Playing safe

Published Aug 3, 2019, 12:36 am IST
Updated Aug 3, 2019, 12:36 am IST
In the last few seasons of fashion shows, designers preferred sticking to the tried and tested line-up with minimal innovations.
Lehengas by Rahul Mishra
 Lehengas by Rahul Mishra

The recently held ‘India Couture Week’ organised by the Fashion Design Council of India (FDCI) officially ushered in a fresh fashion cycle with an impressive line-up of celebrated designers and glamorous showstoppers. During the six-day event, the bigwigs of Indian fashion frat showcased their best work on the runway to set the ball rolling for the next season. However, barring a few names, most designers didn’t really bother to set foot out of their comfort zone and presented collections that were a mere extension of their signature styles. Can repetition lead to a block in innovation or, worse, constrain the image of Indian designers globally?

Striking a balance:
One often wonders why Indian celebrities refrain from wearing Indian designers at global platforms such as Cannes, MET Gala, Oscar awards etc., even though we have such brilliant designers. Perhaps, the majority of them do not focus to tap this segment due to limited demand, and so they rarely design a striking gown or a timeless dress that could be a befitting couture masterpiece. Thankfully, there are a handful of couture brands, who understand that couture goes beyond bridal wear. For designer Rahul Mishra, who is a regular name at the Paris Fashion Week, couture is all about creativity and a time-consuming personal journey that takes a lot of effort. When asked about the Indian scenario, the designer refused to comment on others but spoke about his own work, claiming that he experiments in moderation to strike a balance between commercial and creative aspects.


Amit Aggarwal’s creationsAmit Aggarwal’s creations

Rahul explains, “For my ICW collection, I opened the show with a short dress that took over 50 meters of fabric and was a unique piece. I also presented the 2D and 3D hand-embroidered surfaces created with Swarovski crystals and silk threads and showcased a range of gowns, dresses along with my traditional red lehengas and other commercially viable ensembles targeted at specific customers. One has to consider that in India, bridal wear is the backbone of a couture brand, which gets the major share of money. Right now, we cannot compare with international brands like LV, Dior, Channel, etc. who have a brand budget of over 30,000 to 40,000 crores and do six shows in a year, some of them just for promotions. Whereas, here we do just one show and it is purely business-driven, so a design house has to think about commercial viability and cannot solely focus on experiments.”

Couture is all business:
With a visible lack of imagination and repeated silhouettes, the recent couture platform doubled up as another bridal wear exhibit with typical reds, pinks, and pastels. Which brings us to question— why do Indian couturiers stick to sari and lehenga and hesitate to experiment with new silhouettes for couture collections? Sunil Sethi, FDCI president and organiser of ICW, answers, “In India, if a designer is doing a wedding collection then the emphasis is on traditional silhouettes with new embroidery, surface textures and colours. Haute couture is all about business; it is very expensive and takes a lot of time to get completed. New designers are experimenting with the couture trends, but most of them like to stick to the tried and tested designs.

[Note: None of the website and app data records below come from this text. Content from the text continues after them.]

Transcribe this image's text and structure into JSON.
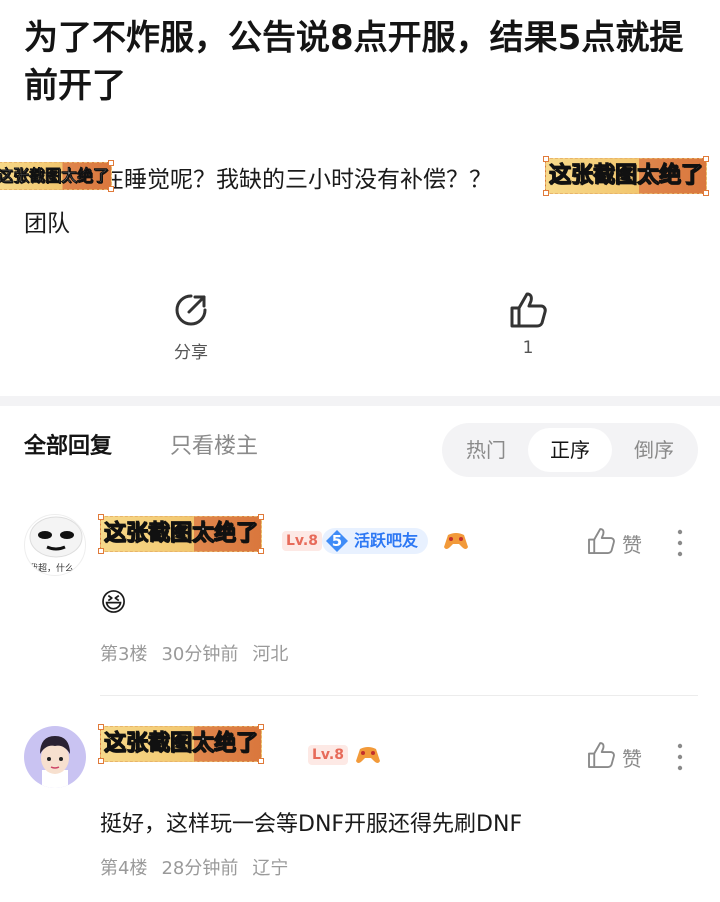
{
  "post": {
    "title": "为了不炸服，公告说8点开服，结果5点就提前开了",
    "body_prefix": "了在睡觉呢？我缺的三小时没有补偿？？",
    "body_suffix": "团队",
    "sticker_text": "这张截图太绝了"
  },
  "actions": {
    "share_label": "分享",
    "like_count": "1"
  },
  "tabs": {
    "all": "全部回复",
    "op_only": "只看楼主"
  },
  "sort": {
    "hot": "热门",
    "asc": "正序",
    "desc": "倒序",
    "selected": "正序"
  },
  "comments": [
    {
      "name_sticker": "这张截图太绝了",
      "level": "Lv.8",
      "active_level": "5",
      "active_label": "活跃吧友",
      "emoji": "😆",
      "floor": "第3楼",
      "time": "30分钟前",
      "location": "河北",
      "like_label": "赞",
      "avatar_caption": "我超，什么"
    },
    {
      "name_sticker": "这张截图太绝了",
      "level": "Lv.8",
      "text": "挺好，这样玩一会等DNF开服还得先刷DNF",
      "floor": "第4楼",
      "time": "28分钟前",
      "location": "辽宁",
      "like_label": "赞"
    }
  ],
  "colors": {
    "accent_blue": "#2d78f4",
    "level_red": "#e76b5a",
    "sticker_yellow": "#f2c66e",
    "sticker_orange": "#d9773d"
  }
}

When designers create successful collections in a season, they try to include some similar designs to ensure sales for next season as well. If they feel the traditional designs are working well in the market, they usually repeat the business model to make money with the best seller silhouettes.”

Classics are commercial:
While Indian couture mostly caters to the bridal market, and designers like to stick to classic designs without much tweaking – the runway déjà vu works absolutely fine for commercial success. Veteran designer and couturier Ritu Kumar agrees that there is innovation in couture but the styling is mostly classic. She says, “It comes from the fact that in India, couture is synonymous with weddings, and we have a certain traditional requirement. At local weddings, lehenga-choli and sari are the accepted norms so we get to see them a lot. At the ICW, we saw experimentation in the form of embellishments, patchwork, gota, and crystals that are used on lehengas.

There were also shows by Amit Aggarwal and Gaurav Gupta, who showcased some innovative outfits that were not Indian silhouettes. A decade ago, gowns for weddings were not even considered but now we see them at receptions, cocktails and destination weddings. So things are changing in Indian couture segment as well.”